• _Task item_
Give back, word for word, only the lines from the one containing "Give me the" to the end of the listing below.

• _Extracted information_
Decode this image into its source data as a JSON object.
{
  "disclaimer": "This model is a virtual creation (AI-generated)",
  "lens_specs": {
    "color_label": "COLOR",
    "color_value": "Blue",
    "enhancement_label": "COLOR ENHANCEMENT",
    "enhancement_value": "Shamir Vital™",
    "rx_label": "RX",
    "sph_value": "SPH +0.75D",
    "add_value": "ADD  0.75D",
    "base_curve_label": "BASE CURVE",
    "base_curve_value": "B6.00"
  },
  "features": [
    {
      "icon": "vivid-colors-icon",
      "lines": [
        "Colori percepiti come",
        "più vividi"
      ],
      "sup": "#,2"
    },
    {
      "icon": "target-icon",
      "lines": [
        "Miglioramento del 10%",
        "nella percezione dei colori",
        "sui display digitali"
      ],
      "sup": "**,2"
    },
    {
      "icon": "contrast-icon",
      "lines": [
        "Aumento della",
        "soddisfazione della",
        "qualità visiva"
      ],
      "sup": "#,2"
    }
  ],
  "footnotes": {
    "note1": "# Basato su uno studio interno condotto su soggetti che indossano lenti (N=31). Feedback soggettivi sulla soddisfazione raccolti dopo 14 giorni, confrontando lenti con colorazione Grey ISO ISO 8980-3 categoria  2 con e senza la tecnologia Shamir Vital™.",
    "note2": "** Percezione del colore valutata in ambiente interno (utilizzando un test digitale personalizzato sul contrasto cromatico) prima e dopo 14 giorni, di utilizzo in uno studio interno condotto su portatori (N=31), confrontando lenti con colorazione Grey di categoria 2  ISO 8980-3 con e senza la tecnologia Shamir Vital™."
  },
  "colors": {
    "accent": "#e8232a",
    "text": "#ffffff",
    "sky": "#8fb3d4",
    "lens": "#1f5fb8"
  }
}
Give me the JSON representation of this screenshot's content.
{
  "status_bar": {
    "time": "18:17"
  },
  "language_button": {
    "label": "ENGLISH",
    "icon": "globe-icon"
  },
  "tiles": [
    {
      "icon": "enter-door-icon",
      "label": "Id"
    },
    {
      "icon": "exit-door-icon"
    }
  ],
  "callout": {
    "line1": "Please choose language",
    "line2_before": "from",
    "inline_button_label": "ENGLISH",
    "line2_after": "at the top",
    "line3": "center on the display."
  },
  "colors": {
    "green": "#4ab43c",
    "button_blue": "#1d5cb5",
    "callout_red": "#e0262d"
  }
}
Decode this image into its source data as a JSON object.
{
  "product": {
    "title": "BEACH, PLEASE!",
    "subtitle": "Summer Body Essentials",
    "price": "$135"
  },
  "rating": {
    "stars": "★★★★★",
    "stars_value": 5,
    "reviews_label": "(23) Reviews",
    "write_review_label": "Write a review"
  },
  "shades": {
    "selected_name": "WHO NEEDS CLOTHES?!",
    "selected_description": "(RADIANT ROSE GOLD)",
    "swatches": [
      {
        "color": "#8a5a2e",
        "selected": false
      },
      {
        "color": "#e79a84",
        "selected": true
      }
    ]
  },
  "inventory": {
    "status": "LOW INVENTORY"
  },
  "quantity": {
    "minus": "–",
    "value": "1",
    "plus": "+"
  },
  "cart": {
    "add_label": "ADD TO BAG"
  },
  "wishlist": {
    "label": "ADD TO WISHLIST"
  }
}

• _Your response_
Give me the JSON representation of this screenshot's content.
{
  "status_bar": {
    "time": "18:17"
  },
  "language_button": {
    "label": "ENGLISH",
    "icon": "globe-icon"
  },
  "tiles": [
    {
      "icon": "enter-door-icon",
      "label": "Id"
    },
    {
      "icon": "exit-door-icon"
    }
  ],
  "callout": {
    "line1": "Please choose language",
    "line2_before": "from",
    "inline_button_label": "ENGLISH",
    "line2_after": "at the top",
    "line3": "center on the display."
  },
  "colors": {
    "green": "#4ab43c",
    "button_blue": "#1d5cb5",
    "callout_red": "#e0262d"
  }
}
Decode this image into its source data as a JSON object.
{
  "product": {
    "title": "BEACH, PLEASE!",
    "subtitle": "Summer Body Essentials",
    "price": "$135"
  },
  "rating": {
    "stars": "★★★★★",
    "stars_value": 5,
    "reviews_label": "(23) Reviews",
    "write_review_label": "Write a review"
  },
  "shades": {
    "selected_name": "WHO NEEDS CLOTHES?!",
    "selected_description": "(RADIANT ROSE GOLD)",
    "swatches": [
      {
        "color": "#8a5a2e",
        "selected": false
      },
      {
        "color": "#e79a84",
        "selected": true
      }
    ]
  },
  "inventory": {
    "status": "LOW INVENTORY"
  },
  "quantity": {
    "minus": "–",
    "value": "1",
    "plus": "+"
  },
  "cart": {
    "add_label": "ADD TO BAG"
  },
  "wishlist": {
    "label": "ADD TO WISHLIST"
  }
}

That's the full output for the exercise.